'I just had to go,' Johnson said. 'I had one heck of a race with Tony. That's how racing's supposed to be done.'

Stewart was second, followed by Biffle, Matt Kenseth and Kurt Busch.

Dale Earnhardt Jr. finished 12th in his first race with crew chief Lance McGrew.

'We've got to do this a lot,' Earnhardt said. 'I don't want to give ourselves any credit yet until we can perform at this level more consistently but I'm really proud of my guys today.'

Earnhardt posted his best finish since Talladega in his first race without longtime crew chief Tony Eury Jr. Hendrick Motorsports made the decision to give McGrew a shot at calling the race a week earlier than expected. Earnhardt ran in the top 10 for a portion of the first half of the race, and has to hope this kind of finish can start to turn his season around.

'One of the things I liked about Lance is I felt like I was in the pit box with him all day, and I felt like he was riding with me all day,' Earnhardt said. 'That was a good feeling. Hopefully we can keep that up.'

Stewart passed Jeff Gordon for the Cup points lead and became the first owner/driver to sit atop the standings since Alan Kulwicki won the Cup title in 1992.

'That stat there is pretty cool to be leading the points standings this early into the new venture,' Stewart said.

Gordon ran two laps down in his backup car most of the race and finished 26th to fall 46 points behind Stewart.

Stewart won the All-Star race, but has yet to record a points victory since leaving Joe Gibbs Racing at the end of last year, after two championships and 10 successful seasons, to become co-owner of Stewart-Haas Racing.

Johnson appeared to have the race under control and was never really challenged for most of the 400-mile race. When he came in for a four-tire pit stop with 36 laps left, a faulty exchange by his crew slowed him down and dropped him back into traffic in ninth place.

Johnson took the lead for the first time on the 49th lap and twice held the lead for 67 laps.
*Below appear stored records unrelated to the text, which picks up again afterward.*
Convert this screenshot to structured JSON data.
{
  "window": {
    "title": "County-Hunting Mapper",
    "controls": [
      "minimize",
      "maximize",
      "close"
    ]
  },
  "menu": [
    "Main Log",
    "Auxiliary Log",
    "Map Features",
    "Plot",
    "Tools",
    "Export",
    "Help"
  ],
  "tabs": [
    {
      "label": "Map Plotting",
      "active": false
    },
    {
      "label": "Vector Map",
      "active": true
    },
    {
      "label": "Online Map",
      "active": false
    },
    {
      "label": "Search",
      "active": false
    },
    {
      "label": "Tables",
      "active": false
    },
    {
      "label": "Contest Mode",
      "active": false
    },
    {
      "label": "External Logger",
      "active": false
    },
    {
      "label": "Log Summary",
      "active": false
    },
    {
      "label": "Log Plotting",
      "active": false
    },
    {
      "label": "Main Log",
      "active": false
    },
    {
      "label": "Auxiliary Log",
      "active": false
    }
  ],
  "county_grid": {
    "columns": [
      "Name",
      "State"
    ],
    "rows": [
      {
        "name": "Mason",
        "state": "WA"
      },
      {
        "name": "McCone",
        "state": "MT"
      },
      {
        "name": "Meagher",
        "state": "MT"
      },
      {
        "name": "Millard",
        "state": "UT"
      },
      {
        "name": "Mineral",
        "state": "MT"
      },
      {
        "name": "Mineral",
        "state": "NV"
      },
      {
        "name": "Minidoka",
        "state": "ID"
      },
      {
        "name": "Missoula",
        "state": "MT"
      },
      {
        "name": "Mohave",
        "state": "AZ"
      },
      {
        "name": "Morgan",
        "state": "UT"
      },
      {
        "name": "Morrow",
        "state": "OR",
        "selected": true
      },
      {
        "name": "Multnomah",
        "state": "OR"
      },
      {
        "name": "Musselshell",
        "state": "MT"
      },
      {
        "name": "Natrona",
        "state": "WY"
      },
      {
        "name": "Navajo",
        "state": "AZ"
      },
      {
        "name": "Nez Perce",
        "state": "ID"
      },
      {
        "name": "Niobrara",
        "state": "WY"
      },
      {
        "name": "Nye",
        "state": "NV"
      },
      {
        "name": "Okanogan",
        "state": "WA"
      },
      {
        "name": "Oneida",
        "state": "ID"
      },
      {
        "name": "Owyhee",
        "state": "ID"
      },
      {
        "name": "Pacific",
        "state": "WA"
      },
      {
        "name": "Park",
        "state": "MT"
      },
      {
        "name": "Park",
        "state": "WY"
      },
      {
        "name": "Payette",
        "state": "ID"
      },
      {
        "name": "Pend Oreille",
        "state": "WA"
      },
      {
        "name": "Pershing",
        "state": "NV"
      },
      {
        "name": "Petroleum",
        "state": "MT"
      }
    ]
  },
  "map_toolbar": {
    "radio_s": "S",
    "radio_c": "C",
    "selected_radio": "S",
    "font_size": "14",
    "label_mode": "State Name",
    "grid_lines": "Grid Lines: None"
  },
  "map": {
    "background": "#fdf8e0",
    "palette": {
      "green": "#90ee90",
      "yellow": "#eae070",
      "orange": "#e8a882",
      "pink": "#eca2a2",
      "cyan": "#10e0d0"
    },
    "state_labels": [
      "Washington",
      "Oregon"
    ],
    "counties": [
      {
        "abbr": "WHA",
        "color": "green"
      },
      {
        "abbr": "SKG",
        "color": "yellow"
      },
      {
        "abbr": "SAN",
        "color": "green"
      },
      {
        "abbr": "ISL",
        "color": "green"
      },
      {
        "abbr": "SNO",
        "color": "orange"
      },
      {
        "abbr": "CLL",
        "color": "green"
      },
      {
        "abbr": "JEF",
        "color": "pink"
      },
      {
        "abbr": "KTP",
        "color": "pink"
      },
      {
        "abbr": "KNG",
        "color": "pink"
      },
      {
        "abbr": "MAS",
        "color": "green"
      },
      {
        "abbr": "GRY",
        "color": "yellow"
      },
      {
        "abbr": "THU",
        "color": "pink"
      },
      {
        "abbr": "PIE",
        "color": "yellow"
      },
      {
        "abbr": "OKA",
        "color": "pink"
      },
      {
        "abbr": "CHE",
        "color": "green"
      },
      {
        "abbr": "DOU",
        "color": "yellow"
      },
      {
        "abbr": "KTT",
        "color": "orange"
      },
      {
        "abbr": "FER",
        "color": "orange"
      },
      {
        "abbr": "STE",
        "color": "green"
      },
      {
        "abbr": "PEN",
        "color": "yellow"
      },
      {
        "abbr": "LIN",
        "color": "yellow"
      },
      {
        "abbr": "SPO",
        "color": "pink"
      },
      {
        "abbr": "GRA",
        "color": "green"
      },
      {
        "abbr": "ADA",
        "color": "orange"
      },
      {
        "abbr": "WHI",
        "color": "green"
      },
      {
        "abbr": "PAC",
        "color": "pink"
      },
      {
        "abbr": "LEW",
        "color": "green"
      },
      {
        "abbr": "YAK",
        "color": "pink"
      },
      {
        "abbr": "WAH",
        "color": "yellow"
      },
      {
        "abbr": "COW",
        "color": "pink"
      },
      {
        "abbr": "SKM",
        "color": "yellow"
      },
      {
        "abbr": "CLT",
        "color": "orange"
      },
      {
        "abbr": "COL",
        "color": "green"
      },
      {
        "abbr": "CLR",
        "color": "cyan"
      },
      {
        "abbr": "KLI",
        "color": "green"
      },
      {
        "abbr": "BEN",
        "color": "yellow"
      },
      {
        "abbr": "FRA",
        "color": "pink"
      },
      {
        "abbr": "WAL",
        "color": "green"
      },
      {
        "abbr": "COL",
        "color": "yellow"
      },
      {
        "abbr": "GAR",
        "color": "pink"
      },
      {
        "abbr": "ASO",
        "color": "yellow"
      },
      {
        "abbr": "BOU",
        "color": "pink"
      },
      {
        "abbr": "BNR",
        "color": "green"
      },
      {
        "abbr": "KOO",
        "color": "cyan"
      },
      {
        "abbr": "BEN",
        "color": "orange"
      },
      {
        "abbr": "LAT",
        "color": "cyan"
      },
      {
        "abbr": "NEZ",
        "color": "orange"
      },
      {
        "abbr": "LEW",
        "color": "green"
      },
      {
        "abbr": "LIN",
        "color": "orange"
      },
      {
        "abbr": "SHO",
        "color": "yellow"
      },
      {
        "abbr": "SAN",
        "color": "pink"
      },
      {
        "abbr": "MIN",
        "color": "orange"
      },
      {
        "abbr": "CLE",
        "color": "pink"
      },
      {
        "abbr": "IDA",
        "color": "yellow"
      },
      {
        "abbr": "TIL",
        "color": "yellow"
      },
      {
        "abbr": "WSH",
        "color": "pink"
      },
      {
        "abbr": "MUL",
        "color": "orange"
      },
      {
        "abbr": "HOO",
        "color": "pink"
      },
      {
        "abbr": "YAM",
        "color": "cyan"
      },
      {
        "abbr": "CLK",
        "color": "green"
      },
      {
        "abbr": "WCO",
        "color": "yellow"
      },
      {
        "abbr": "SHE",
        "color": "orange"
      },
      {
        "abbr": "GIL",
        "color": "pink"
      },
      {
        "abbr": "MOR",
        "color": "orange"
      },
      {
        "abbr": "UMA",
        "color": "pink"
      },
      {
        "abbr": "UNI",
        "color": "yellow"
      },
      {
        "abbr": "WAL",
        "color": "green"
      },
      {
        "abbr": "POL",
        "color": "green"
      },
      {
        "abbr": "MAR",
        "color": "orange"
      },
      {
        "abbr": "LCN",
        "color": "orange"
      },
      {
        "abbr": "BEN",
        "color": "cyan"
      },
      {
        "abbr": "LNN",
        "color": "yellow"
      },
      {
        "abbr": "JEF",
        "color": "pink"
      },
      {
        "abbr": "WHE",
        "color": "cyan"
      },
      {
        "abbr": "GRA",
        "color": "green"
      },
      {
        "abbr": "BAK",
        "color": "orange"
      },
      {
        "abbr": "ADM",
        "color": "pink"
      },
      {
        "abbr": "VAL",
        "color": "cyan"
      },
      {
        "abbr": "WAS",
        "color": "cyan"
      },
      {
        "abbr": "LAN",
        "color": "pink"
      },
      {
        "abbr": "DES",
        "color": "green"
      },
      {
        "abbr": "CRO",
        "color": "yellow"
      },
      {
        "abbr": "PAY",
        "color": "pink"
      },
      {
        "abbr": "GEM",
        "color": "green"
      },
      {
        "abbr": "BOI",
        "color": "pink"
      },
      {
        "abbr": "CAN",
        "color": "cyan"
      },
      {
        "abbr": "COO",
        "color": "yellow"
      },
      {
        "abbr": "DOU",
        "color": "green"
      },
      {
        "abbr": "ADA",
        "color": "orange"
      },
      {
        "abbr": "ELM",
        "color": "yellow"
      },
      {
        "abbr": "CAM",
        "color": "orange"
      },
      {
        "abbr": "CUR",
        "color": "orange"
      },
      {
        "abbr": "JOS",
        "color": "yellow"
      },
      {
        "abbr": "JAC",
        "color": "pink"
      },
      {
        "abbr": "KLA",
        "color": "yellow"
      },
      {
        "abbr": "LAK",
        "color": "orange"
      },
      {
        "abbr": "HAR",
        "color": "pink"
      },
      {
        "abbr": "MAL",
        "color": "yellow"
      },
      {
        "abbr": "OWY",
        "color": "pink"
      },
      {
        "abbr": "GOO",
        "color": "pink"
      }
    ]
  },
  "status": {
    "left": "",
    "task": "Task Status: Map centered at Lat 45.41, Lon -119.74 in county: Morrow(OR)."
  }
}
He thrashed the rest of the field about as soundly as any driver had in a race this season.

'As far as us peaking or starting to win races too soon, you can never win races too soon,' crew chief Chad Knaus said.